◆ **What is expected**
Nothing but a number belongs in the answer: the count of lines below that contain the word "arba".
======== Task data ========
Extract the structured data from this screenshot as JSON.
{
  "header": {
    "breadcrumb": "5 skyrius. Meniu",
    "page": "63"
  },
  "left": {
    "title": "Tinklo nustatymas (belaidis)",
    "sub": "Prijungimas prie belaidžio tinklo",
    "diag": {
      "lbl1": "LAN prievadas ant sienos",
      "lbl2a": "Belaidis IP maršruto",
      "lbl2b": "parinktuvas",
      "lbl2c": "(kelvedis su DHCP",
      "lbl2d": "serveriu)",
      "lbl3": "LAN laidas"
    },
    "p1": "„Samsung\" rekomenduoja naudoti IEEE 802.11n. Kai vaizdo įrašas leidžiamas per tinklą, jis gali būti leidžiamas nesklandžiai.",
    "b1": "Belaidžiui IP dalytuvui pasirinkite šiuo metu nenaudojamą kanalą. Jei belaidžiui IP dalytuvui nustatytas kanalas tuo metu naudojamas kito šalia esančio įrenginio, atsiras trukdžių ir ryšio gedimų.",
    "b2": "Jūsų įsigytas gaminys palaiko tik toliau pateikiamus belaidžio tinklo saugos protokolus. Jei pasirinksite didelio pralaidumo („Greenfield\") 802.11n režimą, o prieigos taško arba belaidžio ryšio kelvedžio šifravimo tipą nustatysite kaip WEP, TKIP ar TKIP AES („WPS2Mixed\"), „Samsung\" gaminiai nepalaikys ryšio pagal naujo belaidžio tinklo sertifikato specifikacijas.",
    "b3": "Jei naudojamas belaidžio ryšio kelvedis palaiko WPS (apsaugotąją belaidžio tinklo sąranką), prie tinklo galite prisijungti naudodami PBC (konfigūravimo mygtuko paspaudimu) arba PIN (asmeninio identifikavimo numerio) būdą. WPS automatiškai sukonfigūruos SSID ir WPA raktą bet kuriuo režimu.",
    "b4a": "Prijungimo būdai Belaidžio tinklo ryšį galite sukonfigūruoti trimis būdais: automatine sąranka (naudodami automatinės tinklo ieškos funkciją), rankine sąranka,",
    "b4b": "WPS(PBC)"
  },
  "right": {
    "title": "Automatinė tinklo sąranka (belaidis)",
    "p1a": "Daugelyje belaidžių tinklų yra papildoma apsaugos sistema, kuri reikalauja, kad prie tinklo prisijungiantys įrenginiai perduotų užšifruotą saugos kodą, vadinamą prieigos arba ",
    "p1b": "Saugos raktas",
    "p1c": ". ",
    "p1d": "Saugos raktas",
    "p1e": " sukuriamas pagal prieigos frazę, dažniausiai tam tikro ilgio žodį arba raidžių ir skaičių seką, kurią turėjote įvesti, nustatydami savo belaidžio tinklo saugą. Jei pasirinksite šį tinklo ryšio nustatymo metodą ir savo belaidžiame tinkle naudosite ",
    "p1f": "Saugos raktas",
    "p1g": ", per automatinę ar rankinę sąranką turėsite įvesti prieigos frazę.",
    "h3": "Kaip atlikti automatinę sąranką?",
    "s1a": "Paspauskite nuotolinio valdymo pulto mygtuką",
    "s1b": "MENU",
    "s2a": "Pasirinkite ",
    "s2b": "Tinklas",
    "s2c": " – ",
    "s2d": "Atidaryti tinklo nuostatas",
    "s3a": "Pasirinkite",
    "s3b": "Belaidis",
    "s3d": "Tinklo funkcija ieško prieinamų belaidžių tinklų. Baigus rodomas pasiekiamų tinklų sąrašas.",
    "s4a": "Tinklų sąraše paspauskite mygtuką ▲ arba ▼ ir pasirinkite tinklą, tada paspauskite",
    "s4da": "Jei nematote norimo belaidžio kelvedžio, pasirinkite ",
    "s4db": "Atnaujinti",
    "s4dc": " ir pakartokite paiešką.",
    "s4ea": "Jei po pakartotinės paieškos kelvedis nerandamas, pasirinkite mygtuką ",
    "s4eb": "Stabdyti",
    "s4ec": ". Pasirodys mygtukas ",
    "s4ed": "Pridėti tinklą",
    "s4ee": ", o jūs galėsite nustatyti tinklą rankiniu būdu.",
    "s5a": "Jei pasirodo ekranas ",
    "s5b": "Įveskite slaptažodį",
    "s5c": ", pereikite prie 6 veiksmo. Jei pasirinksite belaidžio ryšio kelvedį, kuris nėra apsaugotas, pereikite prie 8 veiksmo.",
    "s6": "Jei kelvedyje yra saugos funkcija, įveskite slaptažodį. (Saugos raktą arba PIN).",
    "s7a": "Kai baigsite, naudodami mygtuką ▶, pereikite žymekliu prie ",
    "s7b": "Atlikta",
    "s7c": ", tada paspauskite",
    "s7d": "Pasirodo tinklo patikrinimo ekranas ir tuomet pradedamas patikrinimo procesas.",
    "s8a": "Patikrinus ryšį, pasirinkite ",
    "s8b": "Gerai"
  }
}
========
◆ **Exercise response**
6